The BAE Systems Australia maintenance and sustainment depot at RAAF base Williamtown has been officially opened, and has inducted its first F-35A Lightning II fighter.
The milestone comes after the company’s two hangars at Williamtown were upgraded to sustain the F-35A and the RAAF’s upgraded Hawk 127 lead-in-fighter. The facility has been designated as the southern pacific regional F-35 maintenance, repair, overhaul, and upgrade (MRO&U) depot F-35 Joint Program Office (JPO) for RAAF and regional F-35 operators, including Japan, South Korea, and Singapore.
“It is a privilege to contribute to this exciting global program,” BAE Systems Australia CEO Gabby Costigan said in a company release. “We look forward to delivering a critical maintenance capability, and continuing to partner with the RAAF, the Department of Defence, Lockheed Martin and Defence industry to support the global F-35 program.”
The first of 72 F-35As was delivered to Australia in late 2018, and there are currently 30 aircraft now based at Williamtown with 3SQN and 2OCU, and three more to arrive by the end of February.
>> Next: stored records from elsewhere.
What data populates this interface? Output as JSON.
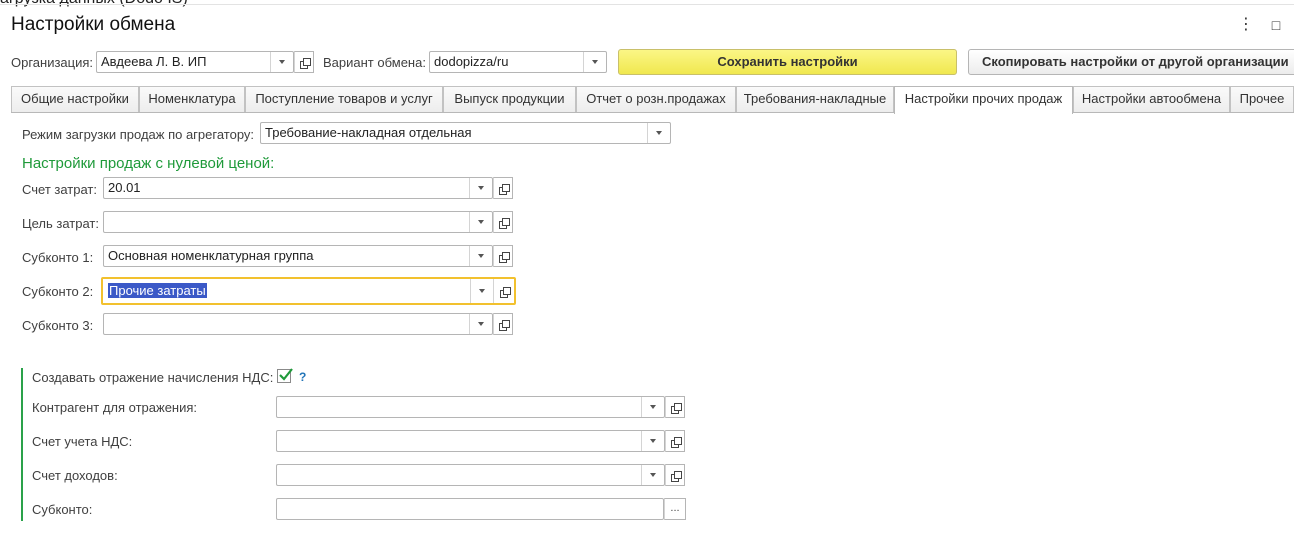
{
  "clipped_title": "агрузка данных (Dodo IS)",
  "window": {
    "title": "Настройки обмена",
    "more_icon": "⋮",
    "maximize_icon": "□"
  },
  "header": {
    "org_label": "Организация:",
    "org_value": "Авдеева Л. В. ИП",
    "variant_label": "Вариант обмена:",
    "variant_value": "dodopizza/ru",
    "save_button": "Сохранить настройки",
    "copy_button": "Скопировать настройки от другой организации"
  },
  "tabs": [
    {
      "label": "Общие настройки"
    },
    {
      "label": "Номенклатура"
    },
    {
      "label": "Поступление товаров и услуг"
    },
    {
      "label": "Выпуск продукции"
    },
    {
      "label": "Отчет о розн.продажах"
    },
    {
      "label": "Требования-накладные"
    },
    {
      "label": "Настройки прочих продаж"
    },
    {
      "label": "Настройки автообмена"
    },
    {
      "label": "Прочее"
    }
  ],
  "active_tab": "Настройки прочих продаж",
  "aggregator": {
    "label": "Режим загрузки продаж по агрегатору:",
    "value": "Требование-накладная отдельная"
  },
  "zero_price": {
    "title": "Настройки продаж с нулевой ценой:",
    "fields": [
      {
        "label": "Счет затрат:",
        "value": "20.01"
      },
      {
        "label": "Цель затрат:",
        "value": ""
      },
      {
        "label": "Субконто 1:",
        "value": "Основная номенклатурная группа"
      },
      {
        "label": "Субконто 2:",
        "value": "Прочие затраты"
      },
      {
        "label": "Субконто 3:",
        "value": ""
      }
    ]
  },
  "vat": {
    "create_label": "Создавать отражение начисления НДС:",
    "create_checked": true,
    "help": "?",
    "fields": [
      {
        "label": "Контрагент для отражения:",
        "value": ""
      },
      {
        "label": "Счет учета НДС:",
        "value": ""
      },
      {
        "label": "Счет доходов:",
        "value": ""
      },
      {
        "label": "Субконто:",
        "value": ""
      }
    ],
    "choose_button": "..."
  }
}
The RAAF declared an initial operational capability (IOC) of its F-35A in late 2020, and is expected to achieve a full operational capability (FOC) in 2023.
Williamtown’s 77SQN relinquished the last of its F/A-18A/B Hornets in late 2020 and will transition to the F-35A in 2021, while the Tindal-based 75SQN will follow in 2022. The RAAF will take delivery of 15 F-35As in 2021, 15 more in 2022, and the final nine in 2023.
While Australia maintains a ‘program of record’ for 100 aircraft, the final tranche of 28 aircraft to be acquired under Project AIR 6000 Phase 7 may not necessarily be F-35As, and may instead be upgraded F/A-18F Block IIIs, unmanned systems such as the Boeing ATS Loyal Wingman, or a combination of these.